Page and application data records:
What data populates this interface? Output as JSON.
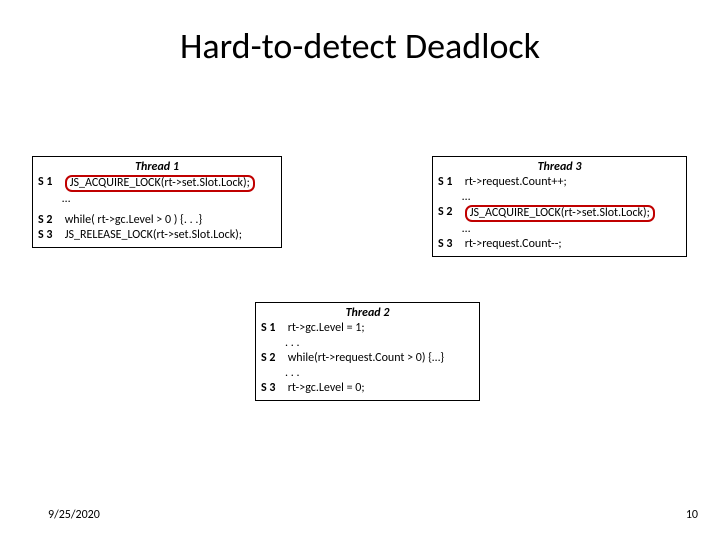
{
  "title": "Hard-to-detect Deadlock",
  "thread1": {
    "header": "Thread 1",
    "l1_num": "S 1",
    "l1_code": "JS_ACQUIRE_LOCK(rt->set.Slot.Lock);",
    "l2_code": "…",
    "l3_num": "S 2",
    "l3_code": "while( rt->gc.Level > 0 ) {. . .}",
    "l4_num": "S 3",
    "l4_code": "JS_RELEASE_LOCK(rt->set.Slot.Lock);"
  },
  "thread3": {
    "header": "Thread 3",
    "l1_num": "S 1",
    "l1_code": "rt->request.Count++;",
    "l2_code": "…",
    "l3_num": "S 2",
    "l3_code": "JS_ACQUIRE_LOCK(rt->set.Slot.Lock);",
    "l4_code": "…",
    "l5_num": "S 3",
    "l5_code": "rt->request.Count--;"
  },
  "thread2": {
    "header": "Thread 2",
    "l1_num": "S 1",
    "l1_code": "rt->gc.Level = 1;",
    "l2_code": ". . .",
    "l3_num": "S 2",
    "l3_code": "while(rt->request.Count > 0) {…}",
    "l4_code": ". . .",
    "l5_num": "S 3",
    "l5_code": "rt->gc.Level = 0;"
  },
  "footer": {
    "date": "9/25/2020",
    "page": "10"
  }
}
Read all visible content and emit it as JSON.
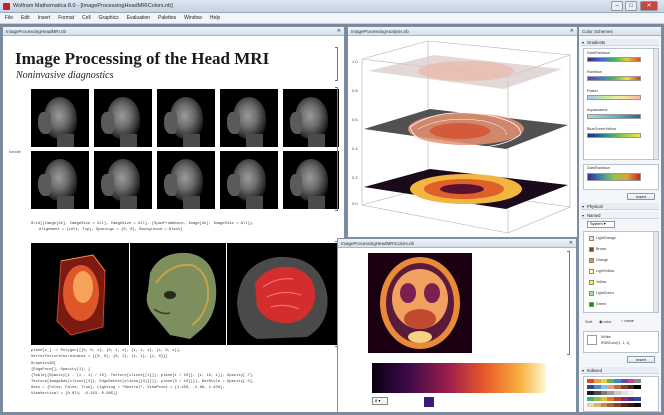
{
  "window": {
    "title": "Wolfram Mathematica 8.0 - [ImageProcessingHeadMRIColors.nb]",
    "minimize": "–",
    "maximize": "□",
    "close": "✕"
  },
  "menu": [
    "File",
    "Edit",
    "Insert",
    "Format",
    "Cell",
    "Graphics",
    "Evaluation",
    "Palettes",
    "Window",
    "Help"
  ],
  "notebook_main": {
    "tab_title": "ImageProcessingHeadMRI.nb",
    "heading": "Image Processing of the Head MRI",
    "subtitle": "Noninvasive diagnostics",
    "side_link": "handle",
    "code_line_1": "Grid[{Image[#k], ImageSize = All], ImageSize = All}, {SpanFromAbove, Image[#k], ImageSize = All}},",
    "code_line_2": "Alignment = {Left, Top}, Spacings = {0, 0}, Background = Black]",
    "code_block": [
      "plane[z_] := Polygon[{{0, 0, z}, {0, 1, z}, {1, 1, z}, {1, 0, z}},",
      "   VertexTextureCoordinates = {{0, 0}, {0, 1}, {1, 1}, {1, 0}}]",
      "Graphics3D[",
      "  {EdgeForm[], Opacity[1], {",
      "   {Table[{Opacity[1 - (i - 1) / 10], Texture[slices[[i]]], plane[i / 10]}, {i, 10, 1}], Opacity[.7],",
      "    Texture[ImageAdd[slices[[3]], EdgeDetect[slices[[3]]]]], plane[3 / 10]}}}, BoxStyle = Opacity[.5],",
      "  Axes = {False, False, True}, Lighting = \"Neutral\", ViewPoint = {1.458, -2.66, 1.458},",
      "  ViewVertical = {0.074, -0.153, 0.985}]"
    ]
  },
  "notebook_analysis": {
    "tab_title": "ImageProcessingAnalysis.nb",
    "axis_ticks": [
      "1.0",
      "0.8",
      "0.6",
      "0.4",
      "0.2",
      "0.0"
    ]
  },
  "notebook_colors": {
    "tab_title": "ImageProcessingHeadMRIColors.nb",
    "dropdown_value": "8"
  },
  "color_schemes": {
    "title": "Color Schemes",
    "gradients_header": "Gradients",
    "gradients": [
      "DarkRainbow",
      "Rainbow",
      "Pastel",
      "Aquamarine",
      "BlueGreenYellow"
    ],
    "second_box_title": "DarkRainbow",
    "insert_label": "Insert",
    "physical_header": "Physical",
    "named_header": "Named",
    "named_dropdown": "System",
    "named_colors": [
      {
        "label": "LightOrange",
        "color": "#fde0c0"
      },
      {
        "label": "Brown",
        "color": "#8b4513"
      },
      {
        "label": "Orange",
        "color": "#ff8c00"
      },
      {
        "label": "LightYellow",
        "color": "#ffffc8"
      },
      {
        "label": "Yellow",
        "color": "#ffff00"
      },
      {
        "label": "LightGreen",
        "color": "#90ee90"
      },
      {
        "label": "Green",
        "color": "#00a000"
      }
    ],
    "sort_label": "Sort",
    "sort_opt_1": "color",
    "sort_opt_2": "name",
    "white_box_line_1": "White",
    "white_box_line_2": "RGBColor[1, 1, 1]",
    "insert_label_2": "Insert",
    "indexed_header": "Indexed"
  },
  "colors": {
    "accent": "#2f62b8",
    "close_red": "#c9463d",
    "frame": "#7f8fa3"
  }
}
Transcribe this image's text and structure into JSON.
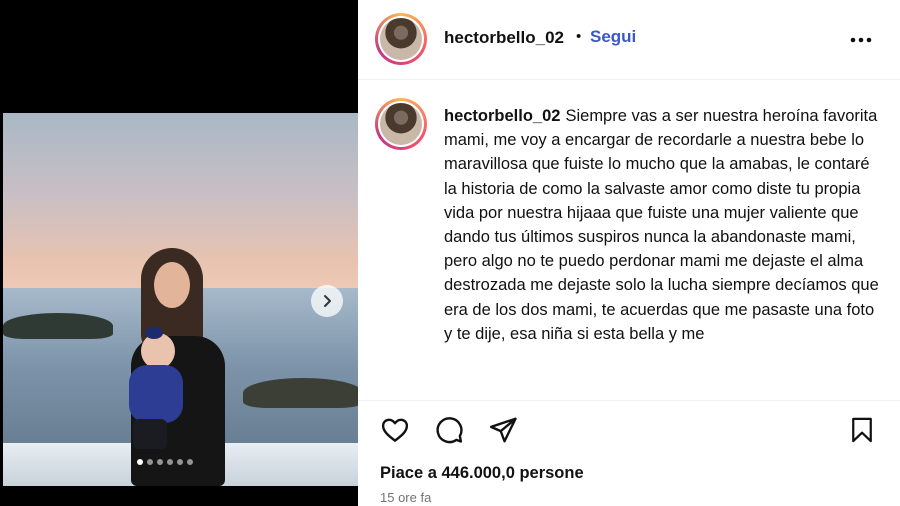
{
  "post": {
    "username": "hectorbello_02",
    "separator": "•",
    "follow_label": "Segui",
    "caption_text": "Siempre vas a ser nuestra heroína favorita mami, me voy a encargar de recordarle a nuestra bebe lo maravillosa que fuiste lo mucho que la amabas, le contaré la historia de como la salvaste amor como diste tu propia vida por nuestra hijaaa que fuiste una mujer valiente que dando tus últimos suspiros nunca la abandonaste mami, pero algo no te puedo perdonar mami me dejaste el alma destrozada me dejaste solo la lucha siempre decíamos que era de los dos mami, te acuerdas que me pasaste una foto y te dije, esa niña si esta bella y me",
    "likes_text": "Piace a 446.000,0 persone",
    "time_text": "15 ore fa"
  },
  "carousel": {
    "count": 6,
    "active_index": 0
  },
  "icons": {
    "more": "more-horizontal-icon",
    "like": "heart-icon",
    "comment": "comment-icon",
    "share": "send-icon",
    "save": "bookmark-icon",
    "next": "chevron-right-icon"
  },
  "colors": {
    "follow": "#3a58c9",
    "text": "#111111",
    "muted": "#737373"
  }
}
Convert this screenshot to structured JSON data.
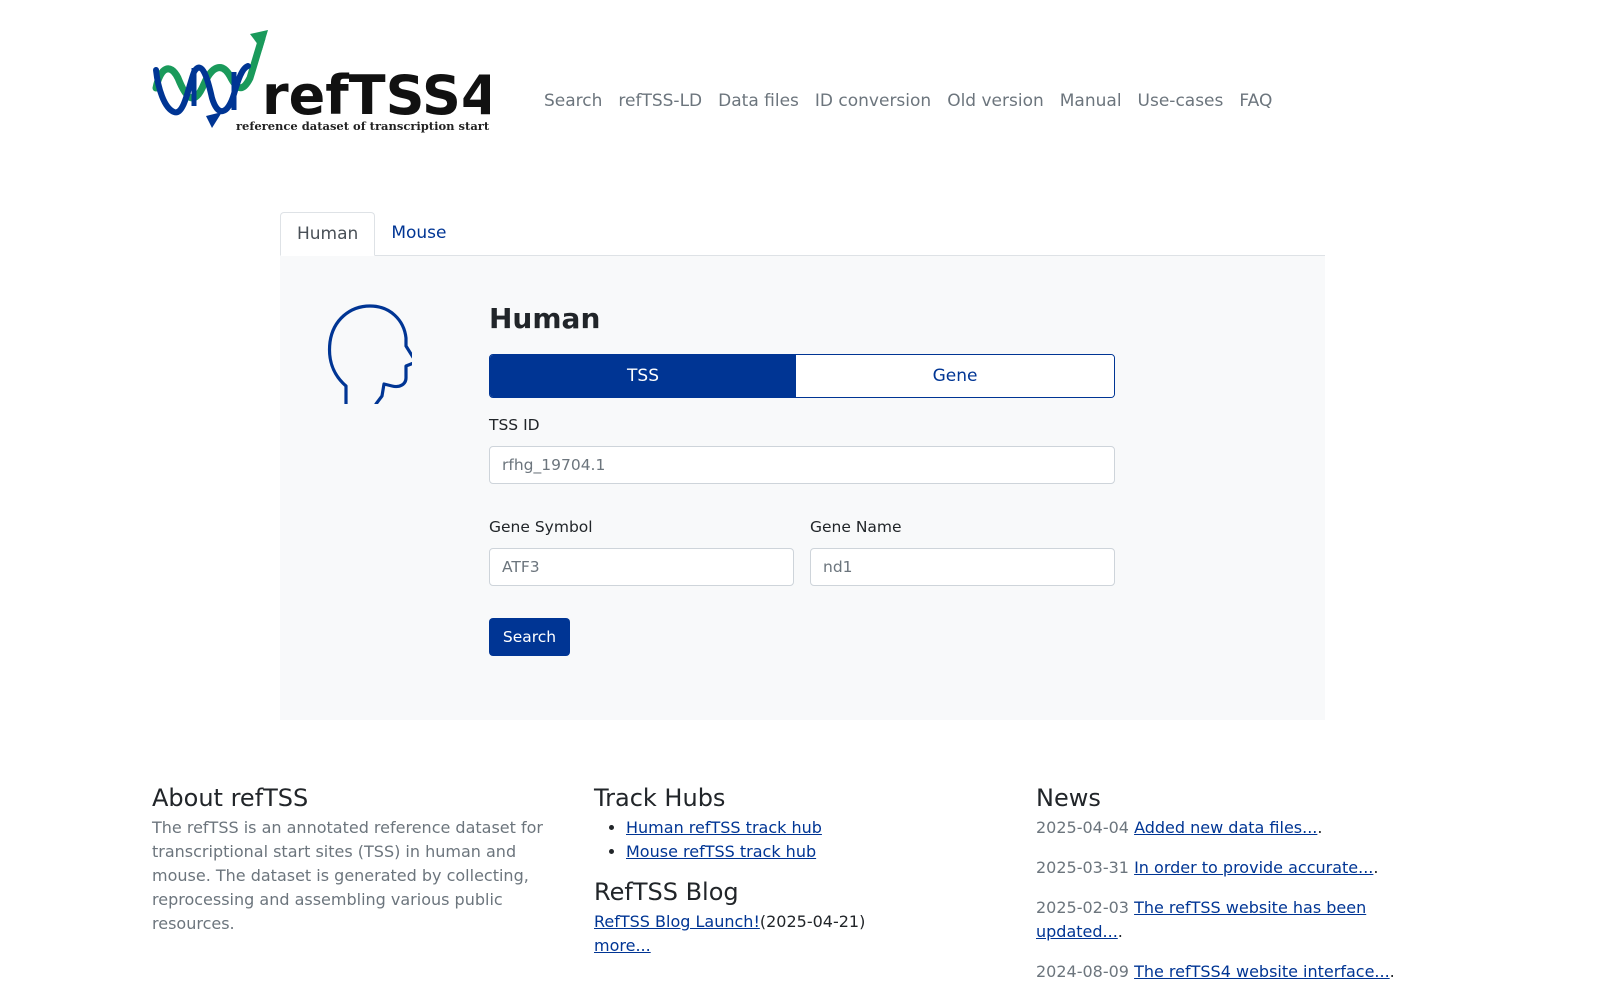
{
  "header": {
    "logo_word": "refTSS4",
    "logo_tagline": "reference dataset of transcription start sites",
    "nav": [
      "Search",
      "refTSS-LD",
      "Data files",
      "ID conversion",
      "Old version",
      "Manual",
      "Use-cases",
      "FAQ"
    ]
  },
  "tabs": [
    {
      "label": "Human",
      "active": true
    },
    {
      "label": "Mouse",
      "active": false
    }
  ],
  "panel": {
    "title": "Human",
    "toggle": {
      "tss": "TSS",
      "gene": "Gene"
    },
    "tss_id_label": "TSS ID",
    "tss_id_placeholder": "rfhg_19704.1",
    "gene_symbol_label": "Gene Symbol",
    "gene_symbol_placeholder": "ATF3",
    "gene_name_label": "Gene Name",
    "gene_name_placeholder": "nd1",
    "search_label": "Search"
  },
  "about": {
    "title": "About refTSS",
    "text": "The refTSS is an annotated reference dataset for transcriptional start sites (TSS) in human and mouse. The dataset is generated by collecting, reprocessing and assembling various public resources."
  },
  "trackhubs": {
    "title": "Track Hubs",
    "items": [
      "Human refTSS track hub",
      "Mouse refTSS track hub"
    ]
  },
  "blog": {
    "title": "RefTSS Blog",
    "entry_link": "RefTSS Blog Launch!",
    "entry_date": "(2025-04-21)",
    "more": "more..."
  },
  "news": {
    "title": "News",
    "items": [
      {
        "date": "2025-04-04",
        "link": "Added new data files...",
        "tail": "."
      },
      {
        "date": "2025-03-31",
        "link": "In order to provide accurate...",
        "tail": "."
      },
      {
        "date": "2025-02-03",
        "link": "The refTSS website has been updated...",
        "tail": "."
      },
      {
        "date": "2024-08-09",
        "link": "The refTSS4 website interface...",
        "tail": "."
      }
    ]
  },
  "colors": {
    "brand_blue": "#003594",
    "brand_green": "#1a9a5b",
    "panel_bg": "#f8f9fa"
  },
  "icons": {
    "logo": "dna-helix-arrow-icon",
    "species": "human-head-icon"
  }
}
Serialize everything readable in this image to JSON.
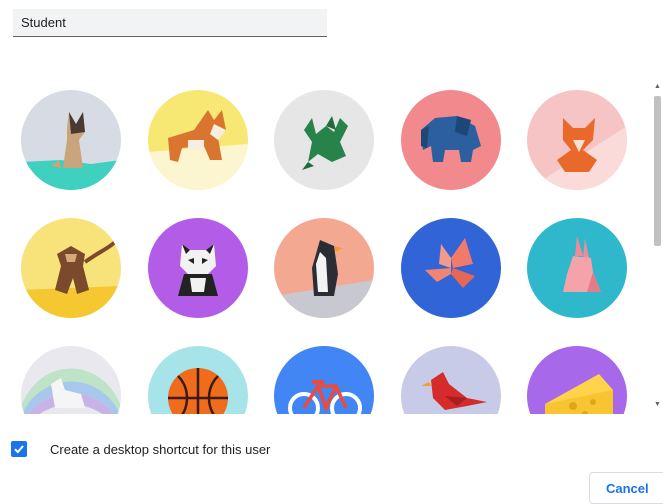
{
  "profile_name": {
    "value": "Student"
  },
  "avatars": [
    {
      "name": "origami-cat",
      "bg": "#d6dbe4"
    },
    {
      "name": "origami-corgi",
      "bg": "#f6e873"
    },
    {
      "name": "origami-dragon",
      "bg": "#e5e6e5"
    },
    {
      "name": "origami-elephant",
      "bg": "#f2898c"
    },
    {
      "name": "origami-fox",
      "bg": "#f7c4c5"
    },
    {
      "name": "origami-monkey",
      "bg": "#f8e27a"
    },
    {
      "name": "origami-panda",
      "bg": "#b25ce8"
    },
    {
      "name": "origami-penguin",
      "bg": "#f3a892"
    },
    {
      "name": "origami-butterfly",
      "bg": "#3164d6"
    },
    {
      "name": "origami-rabbit",
      "bg": "#2fb7cc"
    },
    {
      "name": "origami-unicorn",
      "bg": "#e8e8ee"
    },
    {
      "name": "basketball",
      "bg": "#a7e4ea"
    },
    {
      "name": "bike",
      "bg": "#4285f4"
    },
    {
      "name": "origami-bird",
      "bg": "#c7cbe8"
    },
    {
      "name": "cheese",
      "bg": "#a768ea"
    }
  ],
  "shortcut": {
    "checked": true,
    "label": "Create a desktop shortcut for this user"
  },
  "cancel_label": "Cancel",
  "colors": {
    "accent": "#1a73e8",
    "field_bg": "#f1f3f4"
  }
}
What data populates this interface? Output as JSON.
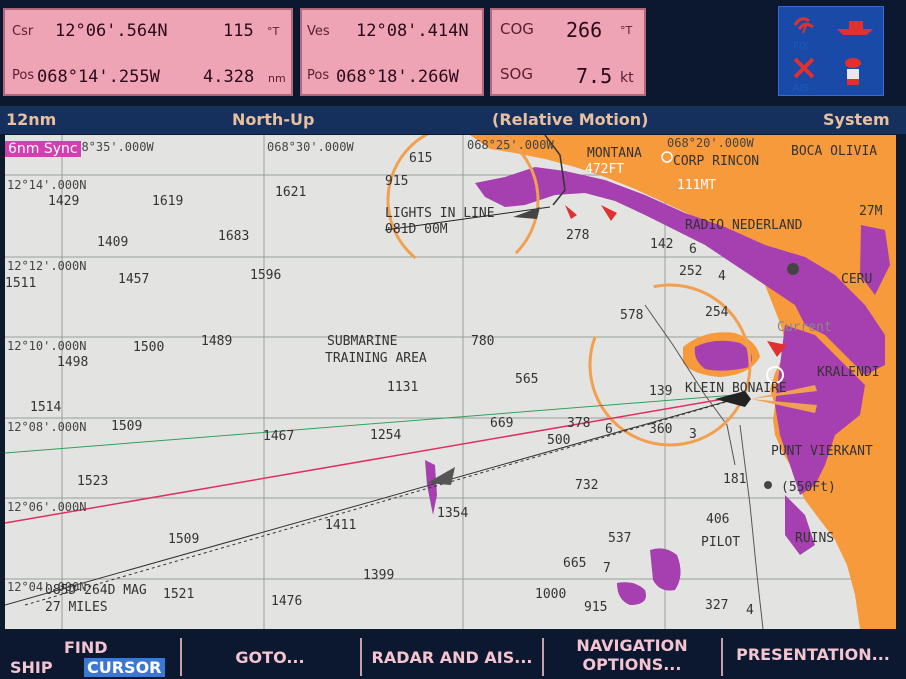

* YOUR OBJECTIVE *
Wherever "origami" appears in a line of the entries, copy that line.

* COMPLETED TASK *
      "name": "origami-cat",
      "name": "origami-corgi",
      "name": "origami-dragon",
      "name": "origami-elephant",
      "name": "origami-fox",
      "name": "origami-monkey",
      "name": "origami-panda",
      "name": "origami-penguin",
      "name": "origami-butterfly",
      "name": "origami-rabbit",
      "name": "origami-unicorn",
      "name": "origami-bird",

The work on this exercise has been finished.